A treasure island of piano music — Spiegel Online
The Grand Piano label continues to uncover gems of the piano repertoire. — Fanfare

BLAGOJE, Bersa (1873 - 1934)


  • Goran Filipec, piano

In his orchestral music, Croatian composer Blagoje Bersa absorbed stylistic traits from contemporaries such as Strauss and Mahler, but his piano music reveals a rich diversity drawn from Classical models. His art encompasses charming Chopinesque barcarolles, a melancholic Notturno, a stirring Liszt-inspired Fantaisie-Impromptu, beautiful balletic miniatures and the Brahmsian grandeur of the powerfully conceived Sonata No. 2 in F minor.



Piano Sonata No. 2 in F Minor, Op. 20 (1897) (00:11:36)
Na žalu (At the strand) (1921) (00:03:36)
Notturno, Op. 38 (1903) (00:04:44)
Ora triste, Op. 37 (1903) (00:05:08)
Fantaisie-Impromptu, Op. 27 (1899) * (00:03:58)
Ballabile (1894) (00:01:31)
Bagatella, Op. 16 (1897) * (00:06:48)
Po načinu starih airs de ballet (Airs de ballet in the Old Way) (1926) (00:09:05 )
No. 1. Fantasia breve: Grave - Andante (00:02:58)
No. 2. Scherzo: Vivo (00:02:19)
No. 3. L’Heure de rêveries: Grave (00:03:47)
Marcia trionfale, Op. 24 (1898) * (00:09:06)
* World Première Recording
Total Time: 00:55:31

The Artist

Goran Filipec A pianist of fiery energy and captivating performing style inspired by the legendary piano traditions of the early 20th century, Goran Filipec (Rijeka, 1981) is acclaimed by critics from Argentina to New York and London for his “poetic, brilliant and refined performances”. Primarily renowned as a remarkable Lisztian, Goran Filipec endeavours in the domain of musical interpretation consist primarily of the perpetual rediscovery of emotional values of the music in question, and its relative subtraction from historicisation. Starting from this point, Filipec creates vibrant audible representations of the interpreted music in the spirit of the so-called "grand style," which occasionally unites interpretation and arrangement.

The Composer

As a composer of symphonic music, operas and songs, as well as chamber and piano works, Blagoje Bersa (1873–1934) was undoubtedly one of the central figures of Croatian musical life at the turn of the 20th century. Born in Dubrovnik into a family of passionate amateur musicians, Bersa learned to play the piano by participating in performances with members of his family.
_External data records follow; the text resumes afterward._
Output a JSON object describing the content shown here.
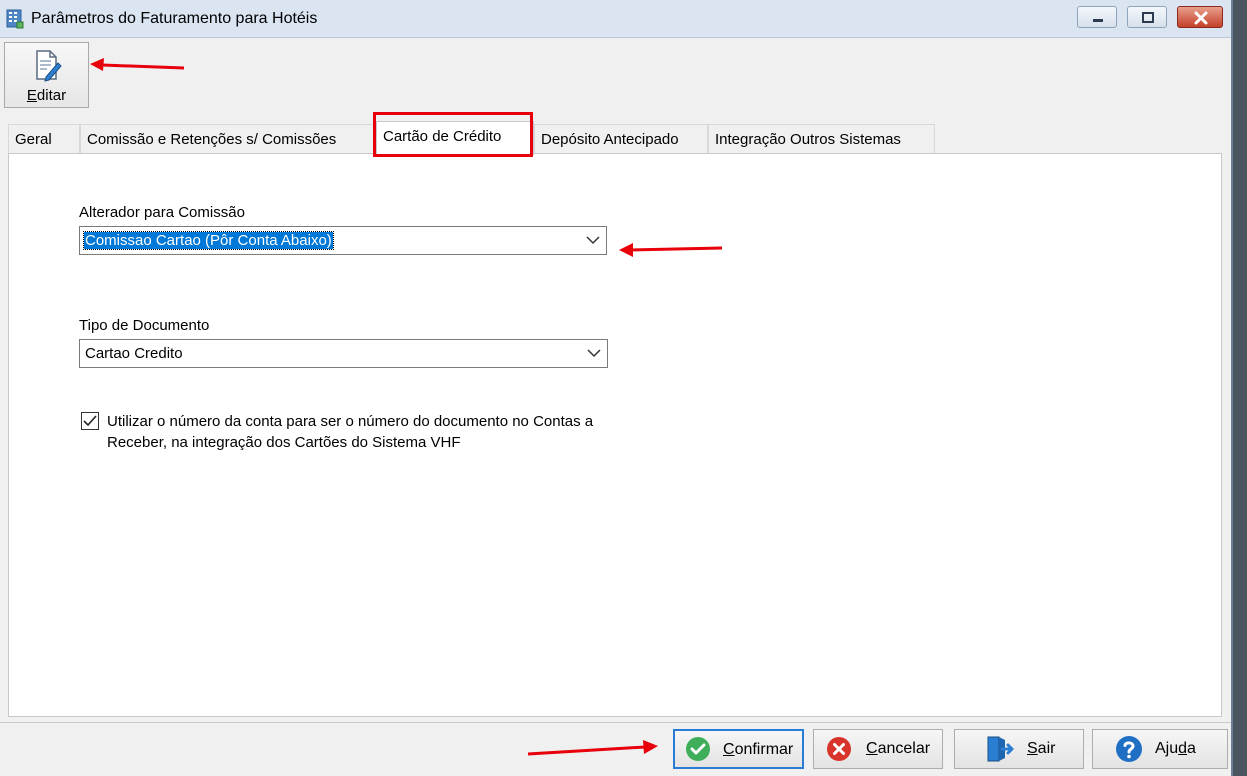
{
  "window": {
    "title": "Parâmetros do Faturamento para Hotéis"
  },
  "toolbar": {
    "edit_label": "Editar",
    "edit_accel": "E",
    "edit_rest": "ditar"
  },
  "tabs": [
    {
      "label": "Geral"
    },
    {
      "label": "Comissão e Retenções s/ Comissões"
    },
    {
      "label": "Cartão de Crédito",
      "active": true
    },
    {
      "label": "Depósito Antecipado"
    },
    {
      "label": "Integração Outros Sistemas"
    }
  ],
  "form": {
    "alterador_label": "Alterador para Comissão",
    "alterador_value": "Comissao Cartao (Pôr Conta Abaixo)",
    "tipo_label": "Tipo de Documento",
    "tipo_value": "Cartao Credito",
    "checkbox_checked": true,
    "checkbox_text": "Utilizar o número da conta para ser o número do documento no Contas a Receber, na integração dos Cartões do Sistema VHF"
  },
  "buttons": {
    "confirm": {
      "accel": "C",
      "rest": "onfirmar"
    },
    "cancel": {
      "accel": "C",
      "rest": "ancelar"
    },
    "exit": {
      "accel": "S",
      "rest": "air"
    },
    "help": {
      "pre": "Aju",
      "accel": "d",
      "rest": "a"
    }
  },
  "colors": {
    "annotation_red": "#e8000b",
    "selection_blue": "#0078d7",
    "confirm_green": "#3fae5a",
    "cancel_red": "#d9342b",
    "help_blue": "#1f6fc5",
    "exit_blue": "#2b7fd3"
  },
  "icons": {
    "app": "app-grid-icon",
    "edit": "edit-document-icon",
    "confirm": "check-circle-icon",
    "cancel": "x-circle-icon",
    "exit": "exit-door-icon",
    "help": "question-circle-icon",
    "dropdown": "chevron-down-icon"
  }
}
He received his primary education in Zadar, Vienna and Trieste, and from 1893 to 1896 he studied music in Zagreb with Ivan Zajc, the renowned Croatian opera composer. From 1896 to 1899 he studied piano in Vienna with Julius Epstein and composition with Robert Fuchs (who also taught Gustav Mahler and Jean Sibelius). In 1902, he was appointed conductor at the theatre of Graz, and from 1911 to 1918 he worked as artistic counsellor and arranger at the publishing house L. Doblinger. After the end of the First World War, Bersa returned permanently to Croatia and from 1922 he taught composition and instrumentation at the Music Academy in Zagreb—a position he held until his death in 1934.

Bersa’s artistic personality synthesises cultures of the Mediterranean, Central Europe and the Balkans. His style is mainly marked by Classicism and Romanticism, but through his awareness of the music of Richard Strauss, Gustav Mahler, Giacomo Puccini and other European composers from the beginning of 20th century, he introduced new stylistic elements into his music, and these elements are more often traceable in his symphonic works than of those for piano.

He contributed significantly to the development of Croatian and Yugoslavian music, and as a pedagogue he educated an important number of composers who contributed significantly to musical life in that region during the 20th century. His pupils were Rudolf Matz, Zlatko Grgošević, Božidar Kunc, Boris Papandopulo, Milo Cipra, Ivan Brkanović, Josip Vrhovski, Bruno Bjelinski, Miroslav Magdalenić, Zvonimir Bradić, Slavko Zlatić, Nikola Hercigonja and Juraj Stahuljak.


“…Bersa couldn’t have sought a better prophet for his piano music than Filipec” – Fanfare


“Croatian composer proves a truly exciting discovery.” – Limelight


“…Goran Filipec’s performances…basically left me stunned and speechless from the first notes, and I’m still recovering!.. I cannot recommend this release highly enough” – Gramophone